PNG later repealed the law as ineffective and introduced a specific provision into the criminal code that killings linked to accusations of sorcery would be treated as murder. However, many in PNG remain unclear about how to respond to sorcery.
“There is a lot of confusion among the population in Papua New Guinea about what the law is and whether or not violence perpetrated against sorcerers is the right thing to do,” Forsyth said.
People who make accusations have various motives, and some hold a real belief that they have been harmed by witchcraft. Other times, people make such accusation to acquire land or goods, get out of debts or in order to hide their own personal shortcomings.
Over time, the situations surrounding the violence can change.
In the Lake Kopiago region, women have become targeted, including older widows who lack male kin, divorcees living independently with their children, and females who are perceived to be doing men’s work or not accepting male advances, said Nicole Haley, an ANU researcher who has studied witchcraft in the region.
Torture has increased there as well. Previously, the accused were publicly interrogated and urged to confess their misdeeds, which were thought to take away sorcerers’ powers and reform them, Haley said. They also were required to pay compensation for their acts.
Today, accusations often are more about punishment and retribution than confession. Where interrogators once were community leaders or relatives of the accused, now they often are young men with guns that have little standing within the communities, Haley said.
But the violent incidents surrounding sorcery can vary widely by region, Forsyth said. In Bougainville, for example, most of the victims of violence were men, especially in the wake of the island’s civil war that ended in 1998.
A common denominator across all PNG regions is that death or sickness usually triggers accusation violence. Sorcery accusations are often seen as a manifestation of deep social and economic stresses caused by failing health and education services, increasing economic disparities and population displacements.
PNG’s action plan adopted in 2015 to lessen sorcery-related violence promised to address symptoms related to these socio-economic problems. Specifically, provisions included assurances that attacks would be investigated and prosecuted, the development of strategies for mediating accusations at the community level, the improvement of communications about what the law says, and improvements in how health workers provided information to patients and their families about disease processes.
While the plan takes a good step towards reducing violence, the PNG government has not provided the resources to back it up, Forsyth said. For example, about 15,000 perpetrators were involved in witchcraft-related attacks over the last two decades but only 115 received sentences, according to data from newspaper reports and judgments.

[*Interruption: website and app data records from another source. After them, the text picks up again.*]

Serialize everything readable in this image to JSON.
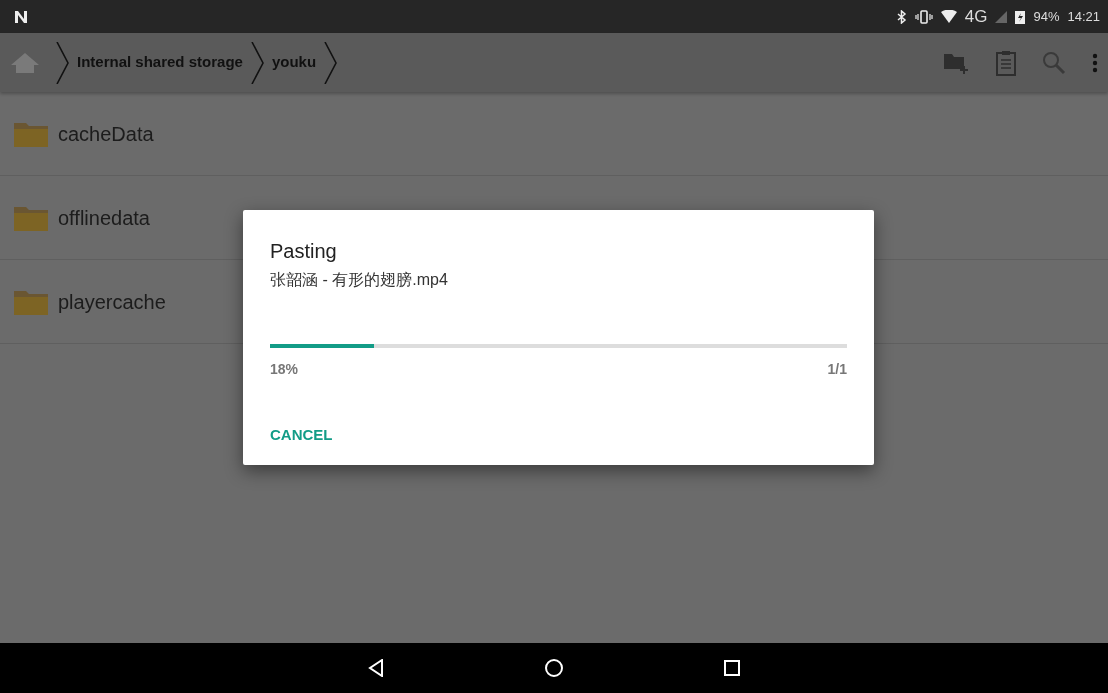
{
  "status_bar": {
    "network": "4G",
    "battery": "94%",
    "time": "14:21"
  },
  "breadcrumb": [
    {
      "label": "Internal shared storage"
    },
    {
      "label": "youku"
    }
  ],
  "files": [
    {
      "name": "cacheData"
    },
    {
      "name": "offlinedata"
    },
    {
      "name": "playercache"
    }
  ],
  "dialog": {
    "title": "Pasting",
    "file": "张韶涵 - 有形的翅膀.mp4",
    "level": 0.18,
    "percent": "18%",
    "count": "1/1",
    "button": "CANCEL"
  }
}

PNG is not the only country facing sorcery-accusation violence, with incidents also reported in parts of Africa and Asia. The United Nations held a workshop on the topic in Geneva in 2017 that was the first international-level conference to address sorcery-accusation violence as a human-rights issue, Forsyth said.

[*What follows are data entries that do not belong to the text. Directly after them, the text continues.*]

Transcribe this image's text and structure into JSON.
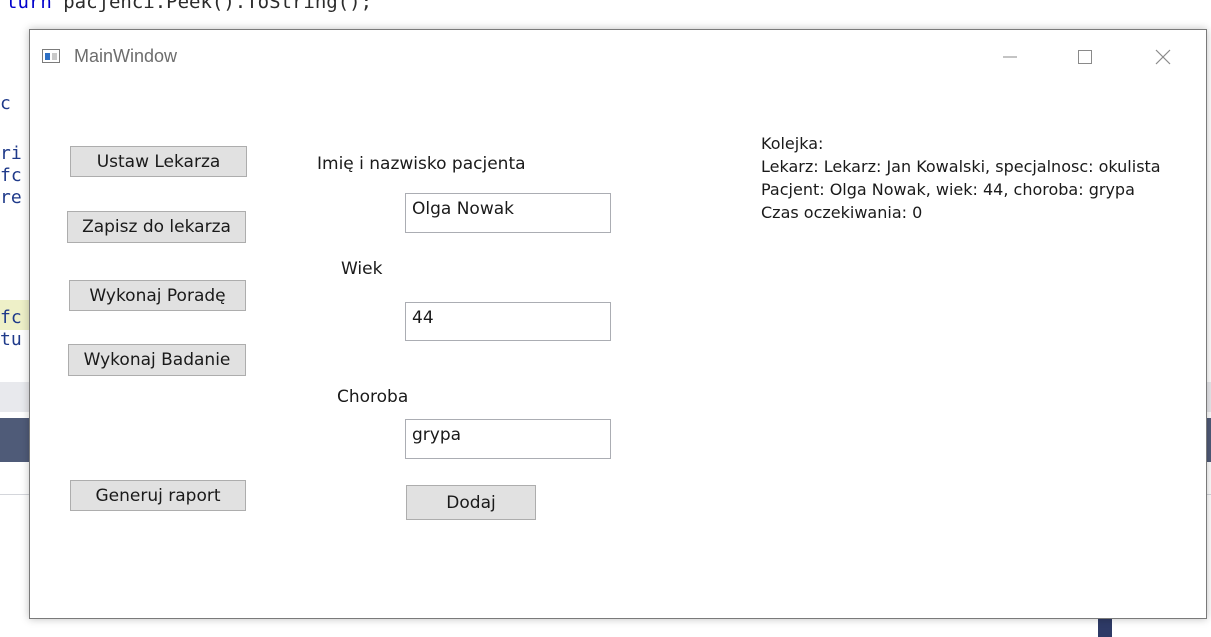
{
  "background": {
    "code_top_prefix": "turn ",
    "code_top_text": "pacjenci.Peek().ToString();",
    "fragments": [
      "c",
      "ri",
      "fc",
      "re",
      "fc",
      "tu"
    ]
  },
  "window": {
    "title": "MainWindow",
    "controls": {
      "minimize": "minimize-icon",
      "maximize": "maximize-icon",
      "close": "close-icon"
    }
  },
  "buttons": {
    "ustaw_lekarza": "Ustaw Lekarza",
    "zapisz_do_lekarza": "Zapisz do lekarza",
    "wykonaj_porade": "Wykonaj Poradę",
    "wykonaj_badanie": "Wykonaj Badanie",
    "generuj_raport": "Generuj raport",
    "dodaj": "Dodaj"
  },
  "form": {
    "name_label": "Imię i nazwisko pacjenta",
    "name_value": "Olga Nowak",
    "age_label": "Wiek",
    "age_value": "44",
    "disease_label": "Choroba",
    "disease_value": "grypa"
  },
  "info": {
    "lines": [
      "Kolejka:",
      "Lekarz: Lekarz: Jan Kowalski, specjalnosc: okulista",
      "Pacjent: Olga Nowak, wiek: 44, choroba: grypa",
      "Czas oczekiwania: 0"
    ]
  },
  "colors": {
    "button_face": "#e1e1e1",
    "button_border": "#adadad",
    "ide_band": "#4f5b78",
    "ide_keyword": "#0000cc"
  }
}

“I think the conference got the issue of sorcery-related violence away from being seen as a bizarre or marginal issue and into the mainstream international human-rights agenda. It’s given it a legitimacy – people in the global North don’t just laughingly dismiss it anymore.”

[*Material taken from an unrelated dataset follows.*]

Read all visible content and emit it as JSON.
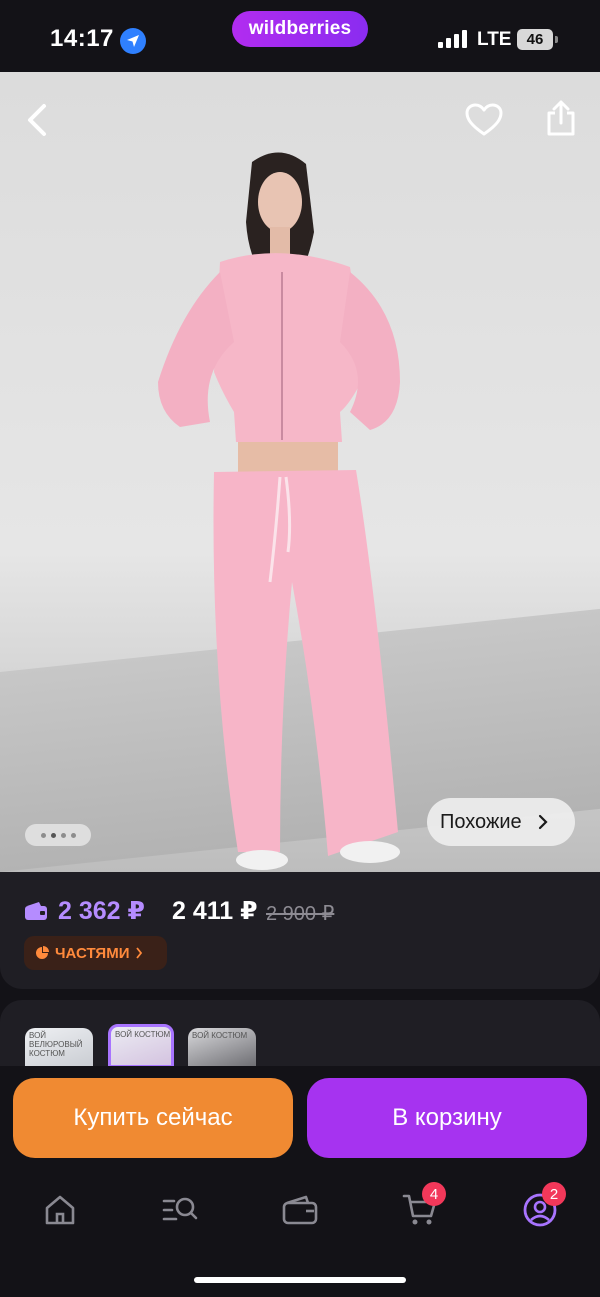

Research funded by: Australia Department of Foreign Affairs and Trade